grocery shopping app - HTC Vive
A patient, while talking to the team, mentioned that they would like a grocery shopping simulation in VR, because it would be cool to go grocery shopping and pick up objects in the VR spectrum. The therapists working at Neurological Recovery Center agreed that the application would come with its own advantages that would lend itself to therapy easily:
The reaching for objects in the scene would lend to shoulder therapy very easily.
The app could be made easier or harder based on the person using it and their ability to be able to stretch to reach the object.
There were multiple components to grocery shopping which could easily lend itself to multiple levels in the app.
People have to go grocery shopping in general, thus this was a semi realistic game to join the other games created by us.
Retail Therapy is a grocery shopping simulation game.
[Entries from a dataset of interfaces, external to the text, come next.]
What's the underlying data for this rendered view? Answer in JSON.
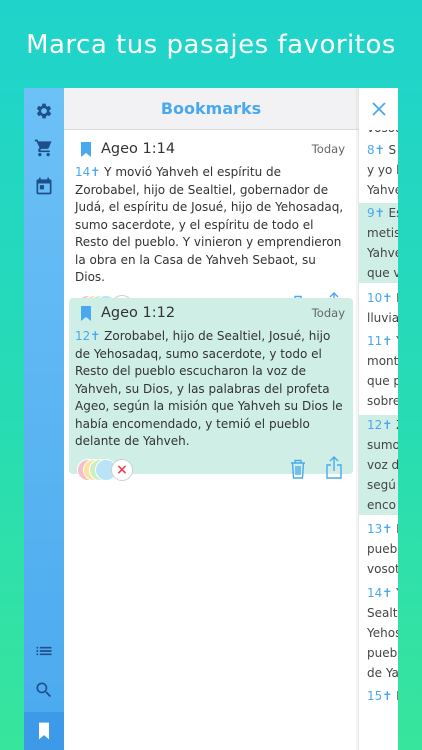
{
  "headline": "Marca tus pasajes favoritos",
  "sidebar": {
    "items": [
      {
        "icon": "gear-icon"
      },
      {
        "icon": "cart-icon"
      },
      {
        "icon": "calendar-icon"
      },
      {
        "icon": "list-icon"
      },
      {
        "icon": "search-icon"
      },
      {
        "icon": "bookmark-icon",
        "active": true
      }
    ]
  },
  "bookmarks": {
    "title": "Bookmarks",
    "cards": [
      {
        "ref": "Ageo 1:14",
        "date": "Today",
        "verse_num": "14",
        "text": "Y movió Yahveh el espíritu de Zorobabel, hijo de Sealtiel, gobernador de Judá, el espíritu de Josué, hijo de Yehosadaq, sumo sacerdote, y el espíritu de todo el Resto del pueblo. Y vinieron y emprendieron la obra en la Casa de Yahveh Sebaot, su Dios.",
        "highlight": "#ffffff"
      },
      {
        "ref": "Ageo 1:12",
        "date": "Today",
        "verse_num": "12",
        "text": "Zorobabel, hijo de Sealtiel, Josué, hijo de Yehosadaq, sumo sacerdote, y todo el Resto del pueblo escucharon la voz de Yahveh, su Dios, y las palabras del profeta Ageo, según la misión que Yahveh su Dios le había encomendado, y temió el pueblo delante de Yahveh.",
        "highlight": "#cfeee6"
      }
    ],
    "dot_colors": [
      "#f7c0c8",
      "#fbe3a0",
      "#c9f0c2",
      "#b9e3f7"
    ],
    "cross_mark": "×",
    "verse_mark": "✝"
  },
  "reader": {
    "close_icon": "close-icon",
    "lines": [
      {
        "num": "",
        "text": "vosot",
        "hl": false
      },
      {
        "num": "8",
        "text": "S",
        "hl": false
      },
      {
        "num": "",
        "text": "y yo l",
        "hl": false
      },
      {
        "num": "",
        "text": "Yahve",
        "hl": false
      },
      {
        "num": "9",
        "text": "Es",
        "hl": true
      },
      {
        "num": "",
        "text": "metis",
        "hl": true
      },
      {
        "num": "",
        "text": "Yahve",
        "hl": true
      },
      {
        "num": "",
        "text": "que v",
        "hl": true
      },
      {
        "num": "10",
        "text": "I",
        "hl": false
      },
      {
        "num": "",
        "text": "lluvia",
        "hl": false
      },
      {
        "num": "11",
        "text": "Y",
        "hl": false
      },
      {
        "num": "",
        "text": "mont",
        "hl": false
      },
      {
        "num": "",
        "text": "que p",
        "hl": false
      },
      {
        "num": "",
        "text": "sobre",
        "hl": false
      },
      {
        "num": "12",
        "text": "Z",
        "hl": true
      },
      {
        "num": "",
        "text": "sumo",
        "hl": true
      },
      {
        "num": "",
        "text": "voz d",
        "hl": true
      },
      {
        "num": "",
        "text": "segú",
        "hl": true
      },
      {
        "num": "",
        "text": "enco",
        "hl": true
      },
      {
        "num": "13",
        "text": "I",
        "hl": false
      },
      {
        "num": "",
        "text": "pueb",
        "hl": false
      },
      {
        "num": "",
        "text": "vosot",
        "hl": false
      },
      {
        "num": "14",
        "text": "Y",
        "hl": false
      },
      {
        "num": "",
        "text": "Sealt",
        "hl": false
      },
      {
        "num": "",
        "text": "Yehos",
        "hl": false
      },
      {
        "num": "",
        "text": "pueb",
        "hl": false
      },
      {
        "num": "",
        "text": "de Ya",
        "hl": false
      },
      {
        "num": "15",
        "text": "E",
        "hl": false
      }
    ]
  }
}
In this game, the setting is a grocery store with items on the aisles. A shopping list is provided to the user. The user needs to use this list and pick up objects from the aisles.
Since a lot of the patients here may not be able to hold the controller as well as press the buttons at the same time, a snap to controller technique was used instead. The patients reach out for the object, and hover over it for 3 seconds to pick it up. This helps in the form of therapeutic exercise, as it essentially makes the user reach out their hand and keep it stationary for those 3 seconds.
Once 3 seconds have passed, the object snaps to the controller. They then have to go drop it in the cart strategically placed in front of them. With the object highlighted, the user will have to stretch their hands forward as if to put their items in the cart. The cart will highlight, and after holding it for 3 seconds, the object snaps to the cart.
With shoulder therapy, the main components include flexion and extension - this is the movement of the arm away from the body, forward and backward respectively. With the placement of items in the scene, we enable them to do flexion and extension exercises but with a controller in their hand.
Jennifer Zoll, the Clinical Director at Neurological Recovery Center, had this to say:
“The thing about this application is that it makes the patient reach to grab the objects off of the grocery aisles. They need to have a controlled movement while reaching for the object, hover there for a few seconds, and then bring their hand to the cart. While doing this, they have to bring it across the midline, which crosses over in the brain and hover over the cart as well.
This app requires hand eye coordination, helps the range of motion, as well as their strength. There is also a cognitive component where the patient has to look around to find the object and then reach out to pick it up”